> **Brief**
Every line below that has "symbols" in it should be copied.

___

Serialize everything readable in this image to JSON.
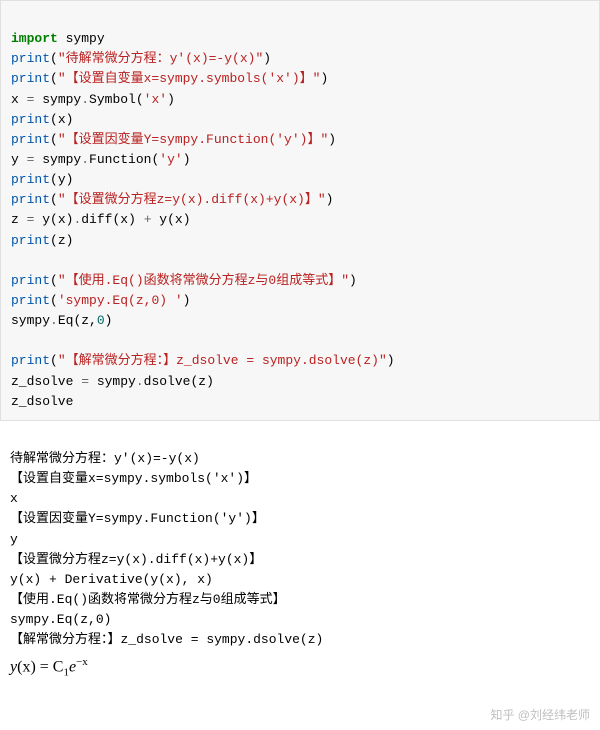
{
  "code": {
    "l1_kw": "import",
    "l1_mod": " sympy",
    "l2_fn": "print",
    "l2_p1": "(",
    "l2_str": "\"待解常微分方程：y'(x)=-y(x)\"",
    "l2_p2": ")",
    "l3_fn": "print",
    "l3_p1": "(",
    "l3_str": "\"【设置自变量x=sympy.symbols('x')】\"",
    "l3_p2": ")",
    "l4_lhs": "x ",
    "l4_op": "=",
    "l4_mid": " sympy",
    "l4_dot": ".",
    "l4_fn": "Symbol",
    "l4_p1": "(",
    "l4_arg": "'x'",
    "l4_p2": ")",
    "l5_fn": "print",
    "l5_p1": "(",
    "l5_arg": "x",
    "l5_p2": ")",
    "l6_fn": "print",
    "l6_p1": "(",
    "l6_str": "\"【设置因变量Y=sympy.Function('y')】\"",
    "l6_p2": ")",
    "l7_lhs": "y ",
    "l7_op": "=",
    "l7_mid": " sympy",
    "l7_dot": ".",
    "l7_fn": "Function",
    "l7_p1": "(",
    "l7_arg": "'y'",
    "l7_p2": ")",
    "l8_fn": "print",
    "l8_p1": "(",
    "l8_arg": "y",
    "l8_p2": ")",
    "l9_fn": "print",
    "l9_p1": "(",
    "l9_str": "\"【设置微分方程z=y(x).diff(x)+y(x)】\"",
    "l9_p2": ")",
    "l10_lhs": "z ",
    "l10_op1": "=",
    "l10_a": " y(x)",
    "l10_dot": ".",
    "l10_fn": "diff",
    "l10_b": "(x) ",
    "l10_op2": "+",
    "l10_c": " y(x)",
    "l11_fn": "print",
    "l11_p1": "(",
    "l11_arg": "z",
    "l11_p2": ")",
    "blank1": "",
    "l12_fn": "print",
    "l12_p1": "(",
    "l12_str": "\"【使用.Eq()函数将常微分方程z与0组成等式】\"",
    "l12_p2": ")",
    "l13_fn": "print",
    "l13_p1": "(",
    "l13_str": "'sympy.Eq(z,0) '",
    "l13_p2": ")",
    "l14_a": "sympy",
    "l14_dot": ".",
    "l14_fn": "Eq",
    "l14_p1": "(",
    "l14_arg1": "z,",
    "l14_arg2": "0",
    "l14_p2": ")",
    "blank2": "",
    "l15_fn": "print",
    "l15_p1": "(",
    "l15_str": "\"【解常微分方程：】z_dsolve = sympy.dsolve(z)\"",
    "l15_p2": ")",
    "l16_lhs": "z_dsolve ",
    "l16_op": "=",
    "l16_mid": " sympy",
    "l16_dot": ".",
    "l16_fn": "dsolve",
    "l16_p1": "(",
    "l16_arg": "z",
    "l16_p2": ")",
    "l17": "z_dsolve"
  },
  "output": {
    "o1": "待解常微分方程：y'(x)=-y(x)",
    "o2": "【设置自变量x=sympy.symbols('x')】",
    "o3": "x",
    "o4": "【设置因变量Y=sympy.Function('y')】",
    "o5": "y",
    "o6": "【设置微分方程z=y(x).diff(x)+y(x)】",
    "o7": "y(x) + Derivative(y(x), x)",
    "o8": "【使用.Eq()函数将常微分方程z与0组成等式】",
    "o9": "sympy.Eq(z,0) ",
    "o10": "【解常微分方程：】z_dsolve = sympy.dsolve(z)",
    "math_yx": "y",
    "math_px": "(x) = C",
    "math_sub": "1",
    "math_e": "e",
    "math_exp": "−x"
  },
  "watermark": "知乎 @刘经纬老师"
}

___

> **Answer space**
    "l3_str": "\"【设置自变量x=sympy.symbols('x')】\"",
    "o2": "【设置自变量x=sympy.symbols('x')】",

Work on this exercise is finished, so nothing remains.